= Work to complete =
Locate every line in the records below that holds the word "Gothic" and return each one.

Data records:
*-*-*
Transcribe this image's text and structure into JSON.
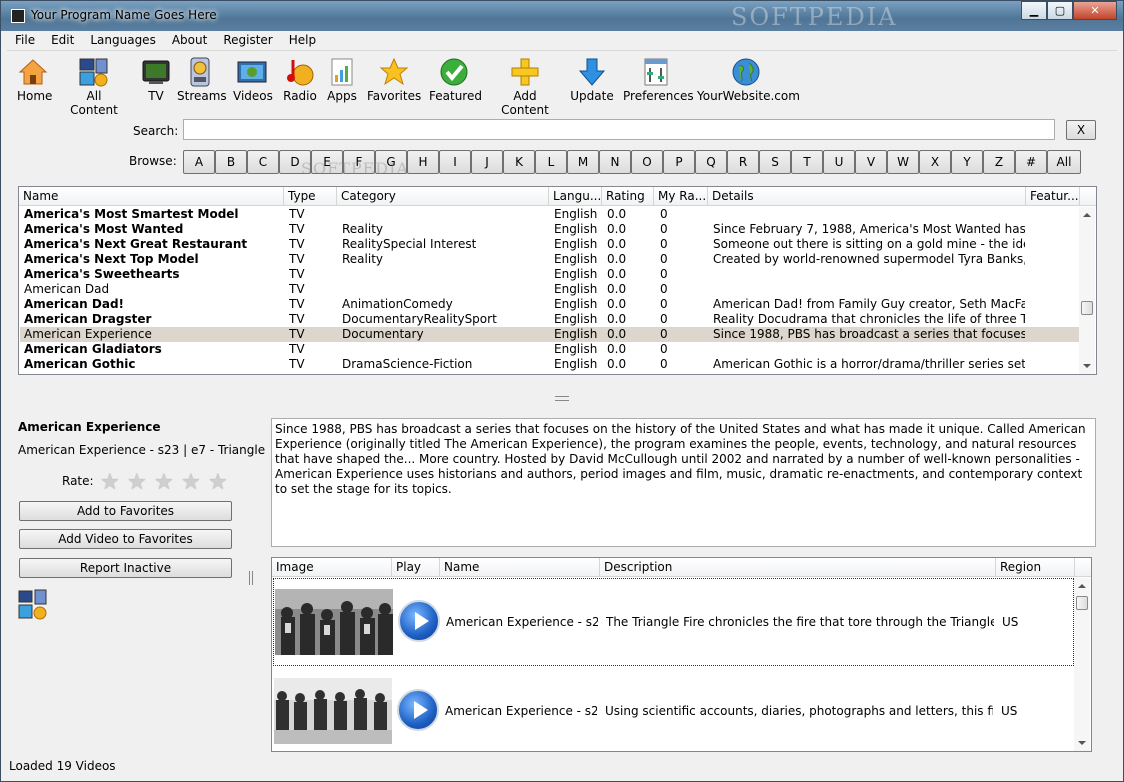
{
  "window": {
    "title": "Your Program Name Goes Here",
    "watermark": "SOFTPEDIA",
    "min": "▁",
    "max": "▢",
    "close": "✕"
  },
  "menu": [
    "File",
    "Edit",
    "Languages",
    "About",
    "Register",
    "Help"
  ],
  "toolbar": [
    {
      "label": "Home",
      "icon": "home-icon"
    },
    {
      "label": "All Content",
      "icon": "all-content-icon"
    },
    {
      "label": "TV",
      "icon": "tv-icon"
    },
    {
      "label": "Streams",
      "icon": "streams-icon"
    },
    {
      "label": "Videos",
      "icon": "videos-icon"
    },
    {
      "label": "Radio",
      "icon": "radio-icon"
    },
    {
      "label": "Apps",
      "icon": "apps-icon"
    },
    {
      "label": "Favorites",
      "icon": "star-icon"
    },
    {
      "label": "Featured",
      "icon": "check-icon"
    },
    {
      "label": "Add Content",
      "icon": "plus-icon"
    },
    {
      "label": "Update",
      "icon": "down-arrow-icon"
    },
    {
      "label": "Preferences",
      "icon": "preferences-icon"
    },
    {
      "label": "YourWebsite.com",
      "icon": "globe-icon"
    }
  ],
  "search": {
    "label": "Search:",
    "value": "",
    "clear": "X"
  },
  "browse": {
    "label": "Browse:",
    "letters": [
      "A",
      "B",
      "C",
      "D",
      "E",
      "F",
      "G",
      "H",
      "I",
      "J",
      "K",
      "L",
      "M",
      "N",
      "O",
      "P",
      "Q",
      "R",
      "S",
      "T",
      "U",
      "V",
      "W",
      "X",
      "Y",
      "Z",
      "#",
      "All"
    ]
  },
  "grid": {
    "columns": [
      "Name",
      "Type",
      "Category",
      "Langu...",
      "Rating",
      "My Ra...",
      "Details",
      "Featur..."
    ],
    "rows": [
      {
        "name": "America's Most Smartest Model",
        "type": "TV",
        "category": "",
        "lang": "English",
        "rating": "0.0",
        "my": "0",
        "details": "",
        "bold": true
      },
      {
        "name": "America's Most Wanted",
        "type": "TV",
        "category": "Reality",
        "lang": "English",
        "rating": "0.0",
        "my": "0",
        "details": "Since February 7, 1988, America's Most Wanted has captu...",
        "bold": true
      },
      {
        "name": "America's Next Great Restaurant",
        "type": "TV",
        "category": "RealitySpecial Interest",
        "lang": "English",
        "rating": "0.0",
        "my": "0",
        "details": "Someone out there is sitting on a gold mine - the idea for...",
        "bold": true
      },
      {
        "name": "America's Next Top Model",
        "type": "TV",
        "category": "Reality",
        "lang": "English",
        "rating": "0.0",
        "my": "0",
        "details": "Created by world-renowned supermodel Tyra Banks, who...",
        "bold": true
      },
      {
        "name": "America's Sweethearts",
        "type": "TV",
        "category": "",
        "lang": "English",
        "rating": "0.0",
        "my": "0",
        "details": "",
        "bold": true
      },
      {
        "name": "American Dad",
        "type": "TV",
        "category": "",
        "lang": "English",
        "rating": "0.0",
        "my": "0",
        "details": "",
        "bold": false
      },
      {
        "name": "American Dad!",
        "type": "TV",
        "category": "AnimationComedy",
        "lang": "English",
        "rating": "0.0",
        "my": "0",
        "details": "American Dad! from Family Guy creator, Seth MacFarlane...",
        "bold": true
      },
      {
        "name": "American Dragster",
        "type": "TV",
        "category": "DocumentaryRealitySport",
        "lang": "English",
        "rating": "0.0",
        "my": "0",
        "details": "Reality Docudrama that chronicles the life of three Top Fu...",
        "bold": true
      },
      {
        "name": "American Experience",
        "type": "TV",
        "category": "Documentary",
        "lang": "English",
        "rating": "0.0",
        "my": "0",
        "details": "Since 1988, PBS has broadcast a series that focuses on the...",
        "bold": false,
        "selected": true
      },
      {
        "name": "American Gladiators",
        "type": "TV",
        "category": "",
        "lang": "English",
        "rating": "0.0",
        "my": "0",
        "details": "",
        "bold": true
      },
      {
        "name": "American Gothic",
        "type": "TV",
        "category": "DramaScience-Fiction",
        "lang": "English",
        "rating": "0.0",
        "my": "0",
        "details": "American Gothic is a horror/drama/thriller series set in th...",
        "bold": true
      }
    ]
  },
  "detail": {
    "title": "American Experience",
    "subtitle": "American Experience - s23 | e7 - Triangle",
    "rate_label": "Rate:",
    "rating": 0,
    "add_favorites": "Add to Favorites",
    "add_video_favorites": "Add Video to Favorites",
    "report_inactive": "Report Inactive",
    "description": "Since 1988, PBS has broadcast a series that focuses on the history of the United States and what has made it unique. Called American Experience (originally titled The American Experience), the program examines the people, events, technology, and natural resources that have shaped the... More country. Hosted by David McCullough until 2002 and narrated by a number of well-known personalities - American Experience uses historians and authors, period images and film, music, dramatic re-enactments, and contemporary context to set the stage for its topics."
  },
  "videos": {
    "columns": [
      "Image",
      "Play",
      "Name",
      "Description",
      "Region"
    ],
    "rows": [
      {
        "name": "American Experience - s23 |...",
        "description": "The Triangle Fire chronicles the fire that tore through the Triangle Shirtw...",
        "region": "US"
      },
      {
        "name": "American Experience - s23 |...",
        "description": "Using scientific accounts, diaries, photographs and letters, this film reve...",
        "region": "US"
      }
    ]
  },
  "status": "Loaded 19 Videos"
}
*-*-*
= Solution =
        "name": "American Gothic",
        "details": "American Gothic is a horror/drama/thriller series set in th...",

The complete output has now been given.